- [Records provided]
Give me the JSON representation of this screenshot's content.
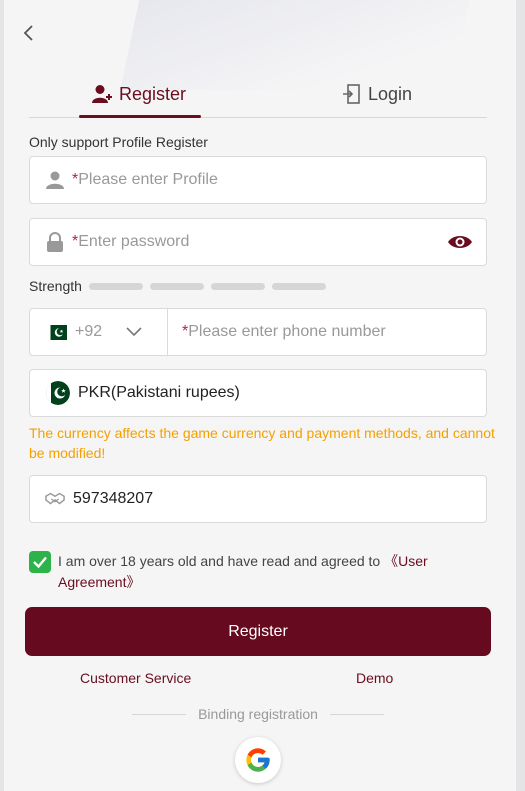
{
  "tabs": {
    "register": "Register",
    "login": "Login"
  },
  "hint": "Only support Profile Register",
  "profile": {
    "required_mark": "*",
    "placeholder": "Please enter Profile"
  },
  "password": {
    "required_mark": "*",
    "placeholder": "Enter password"
  },
  "strength": {
    "label": "Strength",
    "level_filled": 0,
    "segments": 4
  },
  "phone": {
    "country_code": "+92",
    "required_mark": "*",
    "placeholder": "Please enter phone number"
  },
  "currency": {
    "value": "PKR(Pakistani rupees)"
  },
  "warning": "The currency affects the game currency and payment methods, and cannot be modified!",
  "invite": {
    "value": "597348207"
  },
  "agreement": {
    "checked": true,
    "text": "I am over 18 years old and have read and agreed to ",
    "link": "《User Agreement》"
  },
  "register_button": "Register",
  "footer": {
    "customer_service": "Customer Service",
    "demo": "Demo"
  },
  "binding": {
    "label": "Binding registration",
    "providers": [
      "google-icon"
    ]
  },
  "icons": {
    "back": "chevron-left-icon",
    "register": "user-add-icon",
    "login": "login-door-icon",
    "profile": "user-icon",
    "password": "lock-icon",
    "show_password": "eye-icon",
    "dropdown": "chevron-down-icon",
    "invite": "handshake-icon"
  },
  "colors": {
    "accent": "#660b1f",
    "check": "#2eb34a",
    "warning": "#f5a000",
    "required": "#c2185b"
  }
}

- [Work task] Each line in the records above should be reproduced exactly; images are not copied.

- [Task answer]
Give me the JSON representation of this screenshot's content.
{
  "tabs": {
    "register": "Register",
    "login": "Login"
  },
  "hint": "Only support Profile Register",
  "profile": {
    "required_mark": "*",
    "placeholder": "Please enter Profile"
  },
  "password": {
    "required_mark": "*",
    "placeholder": "Enter password"
  },
  "strength": {
    "label": "Strength",
    "level_filled": 0,
    "segments": 4
  },
  "phone": {
    "country_code": "+92",
    "required_mark": "*",
    "placeholder": "Please enter phone number"
  },
  "currency": {
    "value": "PKR(Pakistani rupees)"
  },
  "warning": "The currency affects the game currency and payment methods, and cannot be modified!",
  "invite": {
    "value": "597348207"
  },
  "agreement": {
    "checked": true,
    "text": "I am over 18 years old and have read and agreed to ",
    "link": "《User Agreement》"
  },
  "register_button": "Register",
  "footer": {
    "customer_service": "Customer Service",
    "demo": "Demo"
  },
  "binding": {
    "label": "Binding registration",
    "providers": [
      "google-icon"
    ]
  },
  "icons": {
    "back": "chevron-left-icon",
    "register": "user-add-icon",
    "login": "login-door-icon",
    "profile": "user-icon",
    "password": "lock-icon",
    "show_password": "eye-icon",
    "dropdown": "chevron-down-icon",
    "invite": "handshake-icon"
  },
  "colors": {
    "accent": "#660b1f",
    "check": "#2eb34a",
    "warning": "#f5a000",
    "required": "#c2185b"
  }
}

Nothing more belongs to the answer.